## Work instruction
Show all lines below holding the string "title".

----- Provided material -----

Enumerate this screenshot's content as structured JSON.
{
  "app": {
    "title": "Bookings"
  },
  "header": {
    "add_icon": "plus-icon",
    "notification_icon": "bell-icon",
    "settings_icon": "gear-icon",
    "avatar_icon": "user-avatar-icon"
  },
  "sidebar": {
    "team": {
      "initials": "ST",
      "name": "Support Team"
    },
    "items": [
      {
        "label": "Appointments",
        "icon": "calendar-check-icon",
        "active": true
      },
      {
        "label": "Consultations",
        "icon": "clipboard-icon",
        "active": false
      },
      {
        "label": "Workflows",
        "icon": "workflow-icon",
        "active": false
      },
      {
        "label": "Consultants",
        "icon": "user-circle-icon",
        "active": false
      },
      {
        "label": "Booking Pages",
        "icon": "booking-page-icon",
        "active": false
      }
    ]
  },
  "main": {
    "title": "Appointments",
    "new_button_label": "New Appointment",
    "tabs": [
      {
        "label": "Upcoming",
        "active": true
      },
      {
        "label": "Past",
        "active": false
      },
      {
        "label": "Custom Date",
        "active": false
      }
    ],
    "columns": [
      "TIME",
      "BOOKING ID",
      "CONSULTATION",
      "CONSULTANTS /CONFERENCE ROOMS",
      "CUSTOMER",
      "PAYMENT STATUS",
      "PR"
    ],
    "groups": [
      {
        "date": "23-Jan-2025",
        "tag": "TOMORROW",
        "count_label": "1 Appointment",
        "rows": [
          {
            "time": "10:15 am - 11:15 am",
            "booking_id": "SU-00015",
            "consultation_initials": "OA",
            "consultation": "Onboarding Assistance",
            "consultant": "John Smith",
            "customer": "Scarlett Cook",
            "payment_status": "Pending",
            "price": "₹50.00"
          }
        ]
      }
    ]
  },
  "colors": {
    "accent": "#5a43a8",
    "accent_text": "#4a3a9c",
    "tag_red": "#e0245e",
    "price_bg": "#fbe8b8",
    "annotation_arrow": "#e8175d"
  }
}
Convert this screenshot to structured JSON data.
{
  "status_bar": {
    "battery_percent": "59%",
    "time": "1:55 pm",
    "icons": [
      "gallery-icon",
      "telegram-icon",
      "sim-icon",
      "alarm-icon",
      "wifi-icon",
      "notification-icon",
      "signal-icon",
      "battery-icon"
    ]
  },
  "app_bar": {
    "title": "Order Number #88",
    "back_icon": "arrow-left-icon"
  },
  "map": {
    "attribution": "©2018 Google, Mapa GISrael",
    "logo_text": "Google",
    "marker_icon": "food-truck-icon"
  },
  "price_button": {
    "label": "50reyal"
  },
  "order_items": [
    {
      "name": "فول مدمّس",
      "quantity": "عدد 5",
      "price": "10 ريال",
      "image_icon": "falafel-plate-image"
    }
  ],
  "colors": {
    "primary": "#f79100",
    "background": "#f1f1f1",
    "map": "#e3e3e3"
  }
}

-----

## Task output
    "title": "Bookings"
    "title": "Appointments",
    "title": "Order Number #88",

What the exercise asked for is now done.